Whether one’s hitting the trails or hitting the treadmill, exercise is more often than not a solo activity — but it doesn’t have to be.
The Mountain Women Bellydancing Club offers an unorthodox opportunity for University of Wyoming students and Laramie residents to get in a work-out, while making friends and learning something new.
Bellydancing — an expressive Arabic dance originating in Egypt — put an emphasis on fluid movements and colorful dresses.
“When it’s done right, it’s a good community-building activity,” said Cassandra Rust, the club’s creative co-director. “The more you dance with us, we get to become friends, we get to become very, very close and we still keep in contact with students that have graduated.”
Rust said she danced “off and on” for about 20 years, but the club welcomes participants of all skill levels — even those who have never tried bellydancing in their life.
The club helps dedicated dancers hone their skills, but also devotes the first hour of its meetings to teaching newcomers the basics, Rust said.
“You don’t have to know anything about belly dance to come participate,” she said. “We assume that you don’t know anything, so we’ll teach you the techniques of belly dance and some of the basic movements and basic combos.”
Club President Alex Smith — now in her senior year at UW — discovered the club in the spring of her sophomore year.
“When I went, the girls were really welcoming and it was great,” she said. “The exercise was also a benefit, because I had not been exercising.”
It was not love at first sight, however.
“I was kind of nervous to try it out just because I had never done that before or that type of dance,” Smith said. “It feels really weird when you first start it. When I first went to the meeting, I was considering not going back, because I felt like I looked horrible. I felt like a flailing fish. But we always say, ‘If you feel that way, you’re probably doing it right.’”
Smith said in addition to the benefits of exercise, the club’s focus on body positivity — and the welcoming, inclusive atmosphere of belly dancing — hooked her.
“We always say, ‘Belly dance looks good on everyone,’” she said. “It looks different on everyone and it looks really good on everyone. The club has just given me so much more confidence in myself since I’ve been doing it.”

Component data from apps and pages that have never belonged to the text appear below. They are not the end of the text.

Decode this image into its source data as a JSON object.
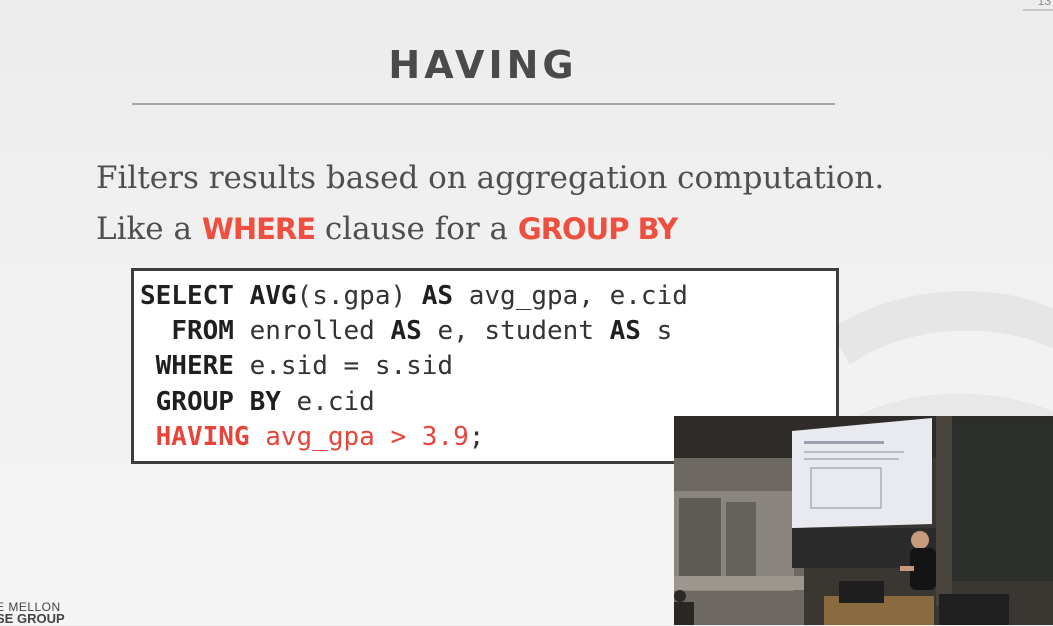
{
  "slide": {
    "page_number": "13",
    "title": "HAVING",
    "line1": "Filters results based on aggregation computation.",
    "line2": {
      "part1": "Like a ",
      "kw1": "WHERE",
      "part2": " clause for a ",
      "kw2": "GROUP BY"
    },
    "code": {
      "l1": {
        "kw1": "SELECT",
        "kw2": "AVG",
        "t1": "(s.gpa) ",
        "kw3": "AS",
        "t2": " avg_gpa, e.cid"
      },
      "l2": {
        "indent": "  ",
        "kw1": "FROM",
        "t1": " enrolled ",
        "kw2": "AS",
        "t2": " e, student ",
        "kw3": "AS",
        "t3": " s"
      },
      "l3": {
        "indent": " ",
        "kw1": "WHERE",
        "t1": " e.sid = s.sid"
      },
      "l4": {
        "indent": " ",
        "kw1": "GROUP BY",
        "t1": " e.cid"
      },
      "l5": {
        "indent": " ",
        "kw1": "HAVING",
        "t1": " avg_gpa > 3.9",
        "t2": ";"
      }
    },
    "logo": {
      "line1": "E MELLON",
      "line2": "SE GROUP"
    }
  },
  "colors": {
    "accent_red": "#ef4f3f",
    "title_gray": "#4a4a4a",
    "code_border": "#3d3d3d"
  },
  "webcam": {
    "description_icon": "lecture-video-feed"
  }
}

The Mountain Women hope to expand by introducing UW’s sororities and residence halls to the art of bellydancing, Rust said.
“It’s a fun stress relief activity,” she said. “If anyone is interested further in that, they can come to the classes weekly — or if they’re really interested, they can perform with us.”

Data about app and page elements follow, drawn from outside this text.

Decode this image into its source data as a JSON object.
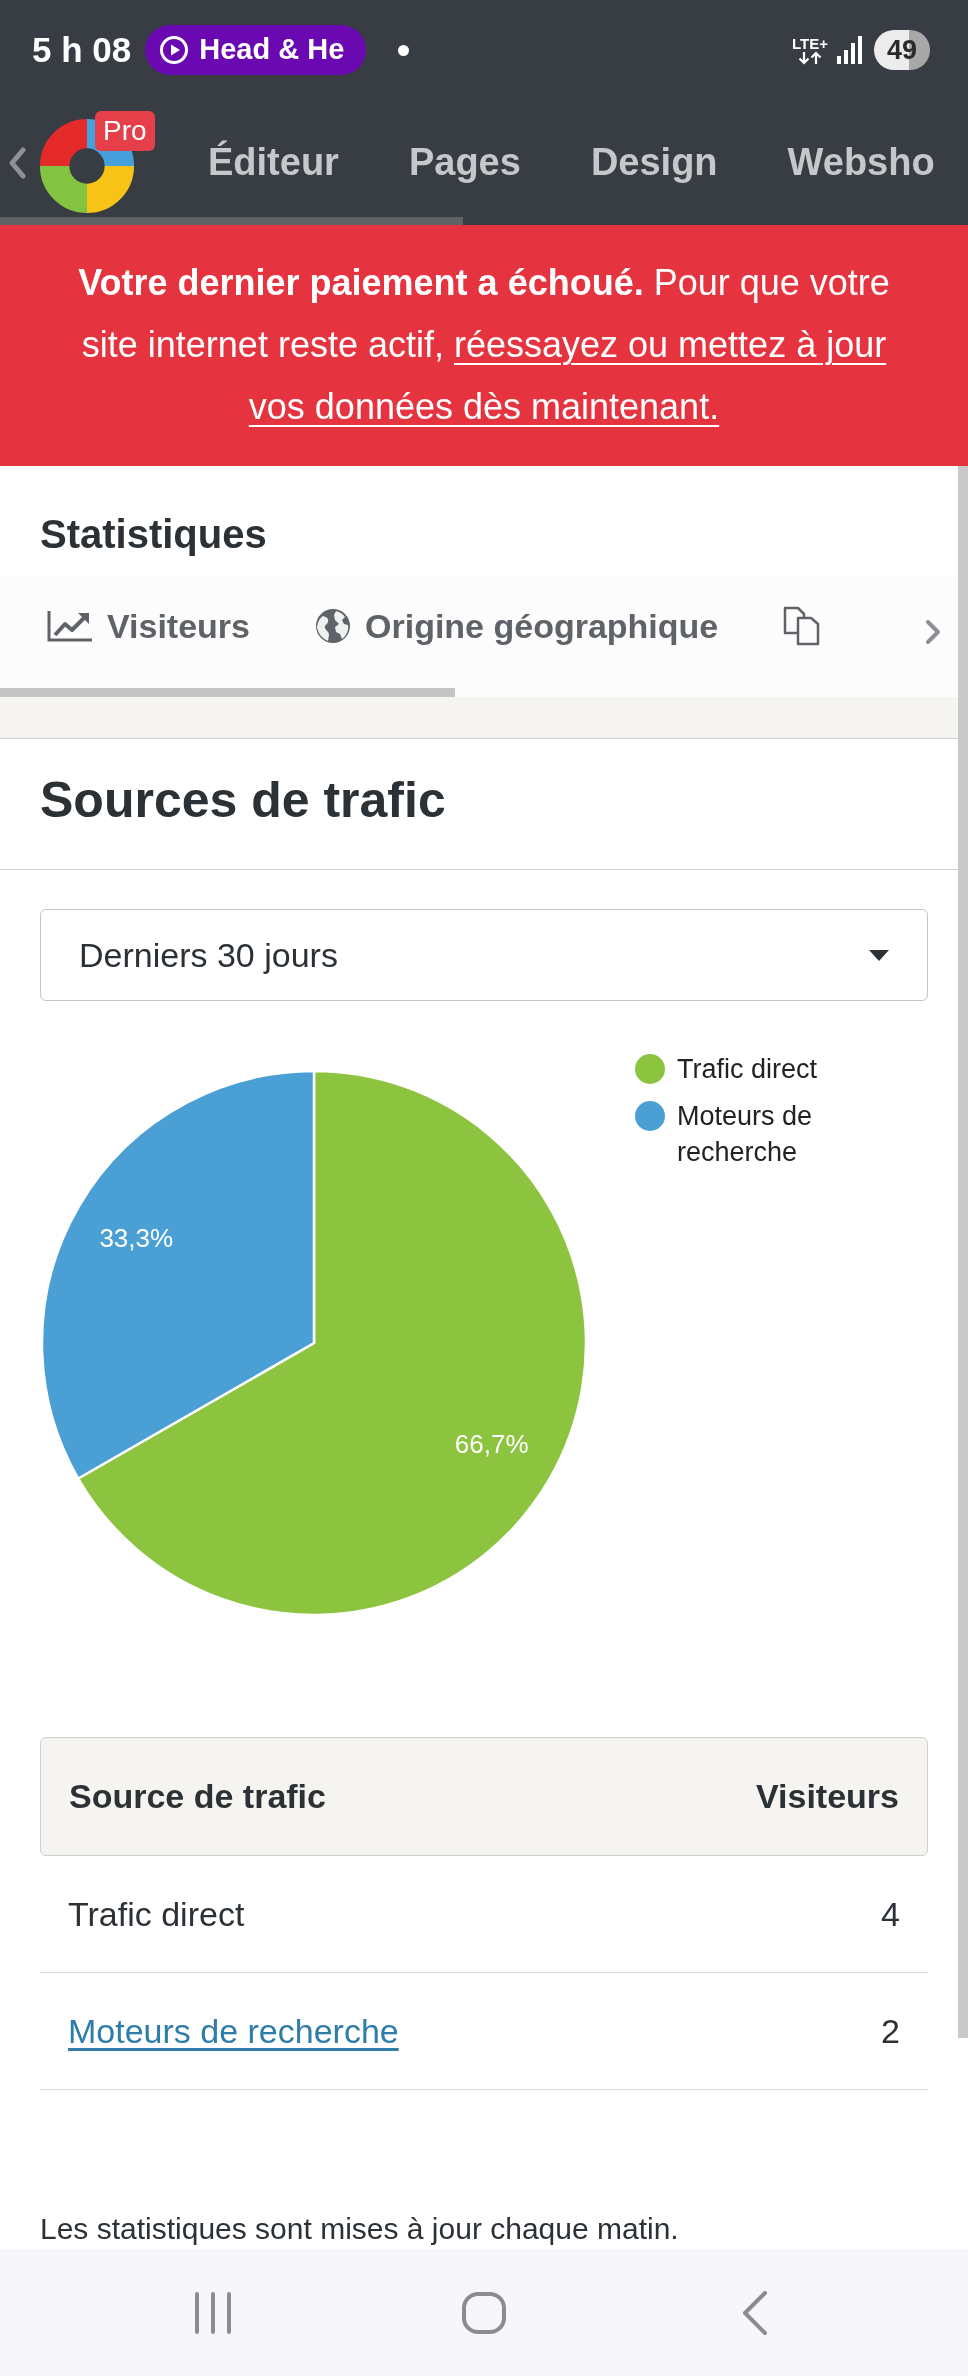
{
  "status_bar": {
    "time": "5 h 08",
    "media_chip": "Head & He",
    "network": "LTE+",
    "battery": "49"
  },
  "app_nav": {
    "badge": "Pro",
    "items": [
      "Éditeur",
      "Pages",
      "Design",
      "Websho"
    ]
  },
  "banner": {
    "message": "**Votre dernier paiement a échoué.** Pour que votre site internet reste actif,",
    "link_lines": [
      "réessayez ou mettez à jour",
      "vos données dès maintenant."
    ]
  },
  "statistics": {
    "title": "Statistiques",
    "tabs": [
      {
        "label": "Visiteurs"
      },
      {
        "label": "Origine géographique"
      }
    ],
    "partial_tab": true
  },
  "traffic_sources": {
    "title": "Sources de trafic",
    "period_select": {
      "value": "Derniers 30 jours"
    },
    "chart_data": {
      "type": "pie",
      "categories": [
        "Trafic direct",
        "Moteurs de recherche"
      ],
      "values": [
        66.7,
        33.3
      ],
      "colors": [
        "#8cc43f",
        "#4a9fd5"
      ],
      "value_labels": [
        "66,7%",
        "33,3%"
      ],
      "legend": "right"
    },
    "table": {
      "columns": [
        "Source de trafic",
        "Visiteurs"
      ],
      "rows": [
        {
          "source": "Trafic direct",
          "visitors": "4",
          "link": false
        },
        {
          "source": "Moteurs de recherche",
          "visitors": "2",
          "link": true
        }
      ]
    }
  },
  "footnote": "Les statistiques sont mises à jour chaque matin."
}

The club hosts a big, annual showcase, usually featuring guests from outside the club. This year’s showcase starts 6 p.m. April 14 in the UW Education Auditorium, and features Elizabeth Ashner, the sponsor of a large annual belly dance festival in Colorado known as Elevation.

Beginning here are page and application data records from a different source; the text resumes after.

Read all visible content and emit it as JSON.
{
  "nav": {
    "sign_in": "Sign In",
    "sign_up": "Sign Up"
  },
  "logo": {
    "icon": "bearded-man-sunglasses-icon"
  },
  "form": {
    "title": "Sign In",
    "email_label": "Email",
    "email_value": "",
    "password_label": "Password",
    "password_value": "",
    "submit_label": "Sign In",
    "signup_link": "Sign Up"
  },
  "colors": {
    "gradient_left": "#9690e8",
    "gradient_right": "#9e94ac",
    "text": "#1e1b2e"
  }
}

The showcase — larger this year than it’s ever been — is one not to miss, Rust said.
“We’re now in the fourth year of our showcase,” she said. “The first year, we were begging for anybody to come and participate with us, and this year, we have 13 different groups from all across the Front Range, from different areas in Wyoming and all the way out of Rapid City, South Dakota.”